Supplied material:

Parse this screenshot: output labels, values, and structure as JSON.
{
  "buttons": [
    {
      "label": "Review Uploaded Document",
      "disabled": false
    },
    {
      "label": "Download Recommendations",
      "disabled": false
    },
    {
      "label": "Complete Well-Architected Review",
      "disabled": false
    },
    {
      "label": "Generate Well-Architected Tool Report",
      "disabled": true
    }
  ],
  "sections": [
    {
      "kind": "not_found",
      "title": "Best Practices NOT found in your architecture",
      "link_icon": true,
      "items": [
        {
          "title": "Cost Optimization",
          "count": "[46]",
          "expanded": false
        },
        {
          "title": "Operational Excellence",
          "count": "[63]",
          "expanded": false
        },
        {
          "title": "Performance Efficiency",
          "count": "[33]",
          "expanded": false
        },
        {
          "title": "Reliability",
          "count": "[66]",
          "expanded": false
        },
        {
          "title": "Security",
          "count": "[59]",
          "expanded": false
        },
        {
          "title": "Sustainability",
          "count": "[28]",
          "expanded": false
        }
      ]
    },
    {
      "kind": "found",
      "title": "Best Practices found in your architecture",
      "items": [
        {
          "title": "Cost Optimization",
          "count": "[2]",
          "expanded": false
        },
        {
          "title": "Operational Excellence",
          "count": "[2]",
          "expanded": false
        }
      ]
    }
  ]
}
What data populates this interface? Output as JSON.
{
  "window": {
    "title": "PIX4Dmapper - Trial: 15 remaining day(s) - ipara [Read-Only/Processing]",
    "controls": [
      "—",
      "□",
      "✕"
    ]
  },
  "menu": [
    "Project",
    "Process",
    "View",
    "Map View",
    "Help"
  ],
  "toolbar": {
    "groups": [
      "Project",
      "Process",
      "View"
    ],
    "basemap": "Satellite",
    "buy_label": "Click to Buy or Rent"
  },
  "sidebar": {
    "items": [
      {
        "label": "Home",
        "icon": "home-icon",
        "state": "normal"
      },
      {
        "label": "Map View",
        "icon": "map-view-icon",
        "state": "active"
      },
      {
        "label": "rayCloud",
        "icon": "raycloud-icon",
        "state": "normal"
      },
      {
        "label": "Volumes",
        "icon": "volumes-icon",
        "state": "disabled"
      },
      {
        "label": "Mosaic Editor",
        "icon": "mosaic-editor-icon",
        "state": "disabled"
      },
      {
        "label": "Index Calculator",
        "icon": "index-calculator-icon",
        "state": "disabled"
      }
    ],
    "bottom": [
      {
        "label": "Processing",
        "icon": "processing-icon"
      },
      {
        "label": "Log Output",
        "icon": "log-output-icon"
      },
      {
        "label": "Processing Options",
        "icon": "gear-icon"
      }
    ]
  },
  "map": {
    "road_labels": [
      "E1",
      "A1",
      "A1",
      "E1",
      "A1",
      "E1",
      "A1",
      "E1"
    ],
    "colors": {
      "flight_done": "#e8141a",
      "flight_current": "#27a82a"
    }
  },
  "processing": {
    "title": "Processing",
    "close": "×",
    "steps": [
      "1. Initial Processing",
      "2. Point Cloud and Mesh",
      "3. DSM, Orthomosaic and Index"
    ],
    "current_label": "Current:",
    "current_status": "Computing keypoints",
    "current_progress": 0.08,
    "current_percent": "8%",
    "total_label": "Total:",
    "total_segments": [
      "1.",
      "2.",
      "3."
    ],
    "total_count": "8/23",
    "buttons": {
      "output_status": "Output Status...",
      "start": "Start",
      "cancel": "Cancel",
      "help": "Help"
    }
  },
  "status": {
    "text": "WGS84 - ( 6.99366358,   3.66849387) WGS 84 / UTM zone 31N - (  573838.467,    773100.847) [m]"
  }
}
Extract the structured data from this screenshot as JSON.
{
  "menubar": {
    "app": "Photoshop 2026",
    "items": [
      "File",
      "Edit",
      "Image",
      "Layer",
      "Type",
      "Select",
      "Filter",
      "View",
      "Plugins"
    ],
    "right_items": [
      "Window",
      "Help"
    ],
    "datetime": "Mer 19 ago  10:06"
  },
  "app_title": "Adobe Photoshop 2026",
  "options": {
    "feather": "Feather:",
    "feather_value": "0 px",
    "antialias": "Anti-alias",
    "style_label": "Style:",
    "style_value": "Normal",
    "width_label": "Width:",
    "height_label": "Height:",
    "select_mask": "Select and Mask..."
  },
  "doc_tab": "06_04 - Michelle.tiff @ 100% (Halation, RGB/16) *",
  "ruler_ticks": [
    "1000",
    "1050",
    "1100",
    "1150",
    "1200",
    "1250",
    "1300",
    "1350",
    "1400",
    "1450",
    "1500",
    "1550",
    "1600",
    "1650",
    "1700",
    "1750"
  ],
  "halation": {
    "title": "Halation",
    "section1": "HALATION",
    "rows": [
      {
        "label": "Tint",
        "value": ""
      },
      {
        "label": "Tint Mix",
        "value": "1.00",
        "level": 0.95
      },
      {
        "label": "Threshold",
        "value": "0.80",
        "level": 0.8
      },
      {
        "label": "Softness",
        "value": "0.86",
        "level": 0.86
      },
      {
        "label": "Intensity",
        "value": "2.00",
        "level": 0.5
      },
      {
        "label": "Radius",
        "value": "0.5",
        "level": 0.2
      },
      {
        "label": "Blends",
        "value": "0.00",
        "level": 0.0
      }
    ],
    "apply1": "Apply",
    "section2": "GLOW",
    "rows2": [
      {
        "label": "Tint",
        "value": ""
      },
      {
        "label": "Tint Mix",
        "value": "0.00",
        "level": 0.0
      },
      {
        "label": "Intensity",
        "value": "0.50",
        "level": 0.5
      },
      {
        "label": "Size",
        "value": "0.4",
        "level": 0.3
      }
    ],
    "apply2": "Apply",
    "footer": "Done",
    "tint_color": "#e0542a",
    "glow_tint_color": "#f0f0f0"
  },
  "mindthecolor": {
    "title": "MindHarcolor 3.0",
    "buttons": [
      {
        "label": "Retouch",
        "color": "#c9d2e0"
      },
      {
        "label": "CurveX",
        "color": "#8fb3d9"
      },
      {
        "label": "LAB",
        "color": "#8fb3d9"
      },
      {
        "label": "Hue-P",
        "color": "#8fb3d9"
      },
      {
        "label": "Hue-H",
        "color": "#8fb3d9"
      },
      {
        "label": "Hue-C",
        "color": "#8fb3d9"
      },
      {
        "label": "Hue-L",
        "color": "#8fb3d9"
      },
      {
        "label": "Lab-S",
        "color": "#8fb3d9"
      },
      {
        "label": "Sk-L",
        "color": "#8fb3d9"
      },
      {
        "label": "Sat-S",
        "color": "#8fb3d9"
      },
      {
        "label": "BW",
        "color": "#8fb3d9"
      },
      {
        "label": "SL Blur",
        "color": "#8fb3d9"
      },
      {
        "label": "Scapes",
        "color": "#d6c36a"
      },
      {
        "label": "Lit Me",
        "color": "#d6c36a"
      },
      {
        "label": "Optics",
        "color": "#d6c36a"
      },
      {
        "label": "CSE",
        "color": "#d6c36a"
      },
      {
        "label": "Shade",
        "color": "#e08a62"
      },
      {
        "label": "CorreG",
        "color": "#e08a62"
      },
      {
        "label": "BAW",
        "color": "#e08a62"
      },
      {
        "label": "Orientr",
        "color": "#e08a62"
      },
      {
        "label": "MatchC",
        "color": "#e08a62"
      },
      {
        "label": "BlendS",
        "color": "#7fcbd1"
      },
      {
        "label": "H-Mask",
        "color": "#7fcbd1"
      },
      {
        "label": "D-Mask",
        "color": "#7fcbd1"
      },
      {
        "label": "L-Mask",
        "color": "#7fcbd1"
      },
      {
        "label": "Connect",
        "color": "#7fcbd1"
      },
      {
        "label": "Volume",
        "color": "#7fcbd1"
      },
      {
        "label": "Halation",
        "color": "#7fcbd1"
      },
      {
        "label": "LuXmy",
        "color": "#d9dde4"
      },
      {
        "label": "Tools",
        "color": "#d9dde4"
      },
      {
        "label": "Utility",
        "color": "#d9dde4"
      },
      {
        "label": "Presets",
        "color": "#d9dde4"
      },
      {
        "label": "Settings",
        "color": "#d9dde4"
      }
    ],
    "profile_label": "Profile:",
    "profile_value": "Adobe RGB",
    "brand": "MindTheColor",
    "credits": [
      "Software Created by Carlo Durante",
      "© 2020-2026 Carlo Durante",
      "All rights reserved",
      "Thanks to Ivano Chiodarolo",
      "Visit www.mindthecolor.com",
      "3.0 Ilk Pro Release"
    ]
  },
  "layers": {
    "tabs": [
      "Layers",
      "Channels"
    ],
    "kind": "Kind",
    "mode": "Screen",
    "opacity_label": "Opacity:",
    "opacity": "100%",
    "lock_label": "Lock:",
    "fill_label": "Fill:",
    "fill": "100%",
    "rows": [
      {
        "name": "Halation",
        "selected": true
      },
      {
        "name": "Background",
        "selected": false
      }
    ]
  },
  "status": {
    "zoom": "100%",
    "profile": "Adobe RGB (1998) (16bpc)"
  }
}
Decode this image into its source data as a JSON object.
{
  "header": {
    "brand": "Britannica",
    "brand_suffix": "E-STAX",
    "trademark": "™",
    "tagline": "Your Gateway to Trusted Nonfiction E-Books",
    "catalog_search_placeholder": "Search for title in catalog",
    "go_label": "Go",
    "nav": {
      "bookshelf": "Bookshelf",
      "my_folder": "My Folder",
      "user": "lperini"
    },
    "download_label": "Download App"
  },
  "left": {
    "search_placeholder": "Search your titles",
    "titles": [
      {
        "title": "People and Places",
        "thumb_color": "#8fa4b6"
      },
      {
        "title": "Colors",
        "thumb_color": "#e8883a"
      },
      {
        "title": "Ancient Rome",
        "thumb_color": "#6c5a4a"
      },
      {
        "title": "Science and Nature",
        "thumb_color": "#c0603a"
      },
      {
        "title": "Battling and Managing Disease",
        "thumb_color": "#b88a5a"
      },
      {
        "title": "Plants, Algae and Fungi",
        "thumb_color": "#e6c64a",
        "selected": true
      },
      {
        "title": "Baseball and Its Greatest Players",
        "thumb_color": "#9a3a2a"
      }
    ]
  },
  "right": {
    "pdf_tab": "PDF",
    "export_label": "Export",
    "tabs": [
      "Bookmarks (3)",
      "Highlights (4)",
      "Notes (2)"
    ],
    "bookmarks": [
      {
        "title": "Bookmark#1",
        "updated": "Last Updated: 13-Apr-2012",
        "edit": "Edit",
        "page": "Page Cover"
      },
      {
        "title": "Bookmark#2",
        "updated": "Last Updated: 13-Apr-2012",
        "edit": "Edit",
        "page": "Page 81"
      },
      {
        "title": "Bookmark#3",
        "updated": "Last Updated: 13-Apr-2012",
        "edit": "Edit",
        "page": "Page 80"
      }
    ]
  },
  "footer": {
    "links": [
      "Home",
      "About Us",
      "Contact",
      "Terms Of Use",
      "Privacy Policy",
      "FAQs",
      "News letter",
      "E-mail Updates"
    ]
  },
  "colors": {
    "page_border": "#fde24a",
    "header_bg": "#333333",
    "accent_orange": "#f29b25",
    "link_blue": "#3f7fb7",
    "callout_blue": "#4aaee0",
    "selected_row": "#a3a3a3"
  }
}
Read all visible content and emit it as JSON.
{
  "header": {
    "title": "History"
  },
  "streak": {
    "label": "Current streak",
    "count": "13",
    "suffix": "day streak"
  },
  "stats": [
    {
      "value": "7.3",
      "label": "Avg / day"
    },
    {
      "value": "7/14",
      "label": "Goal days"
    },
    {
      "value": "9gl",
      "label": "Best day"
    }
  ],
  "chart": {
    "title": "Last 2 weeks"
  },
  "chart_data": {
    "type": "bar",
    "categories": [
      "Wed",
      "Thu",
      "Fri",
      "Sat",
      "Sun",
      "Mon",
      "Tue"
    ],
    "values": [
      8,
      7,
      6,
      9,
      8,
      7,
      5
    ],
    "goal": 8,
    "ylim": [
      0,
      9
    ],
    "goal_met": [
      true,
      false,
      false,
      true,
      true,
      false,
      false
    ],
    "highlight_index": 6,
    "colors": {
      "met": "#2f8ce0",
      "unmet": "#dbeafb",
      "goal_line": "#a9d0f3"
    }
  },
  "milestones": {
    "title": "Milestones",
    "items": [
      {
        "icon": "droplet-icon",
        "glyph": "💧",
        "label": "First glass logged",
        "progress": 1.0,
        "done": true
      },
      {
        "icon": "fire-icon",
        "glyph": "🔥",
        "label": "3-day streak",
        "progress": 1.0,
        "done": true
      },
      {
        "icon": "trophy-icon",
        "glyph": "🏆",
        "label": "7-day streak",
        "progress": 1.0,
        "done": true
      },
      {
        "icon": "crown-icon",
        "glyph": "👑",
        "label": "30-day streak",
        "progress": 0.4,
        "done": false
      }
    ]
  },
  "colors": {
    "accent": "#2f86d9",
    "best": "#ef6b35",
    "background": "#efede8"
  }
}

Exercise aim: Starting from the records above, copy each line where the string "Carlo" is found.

Result:
      "Software Created by Carlo Durante",
      "© 2020-2026 Carlo Durante",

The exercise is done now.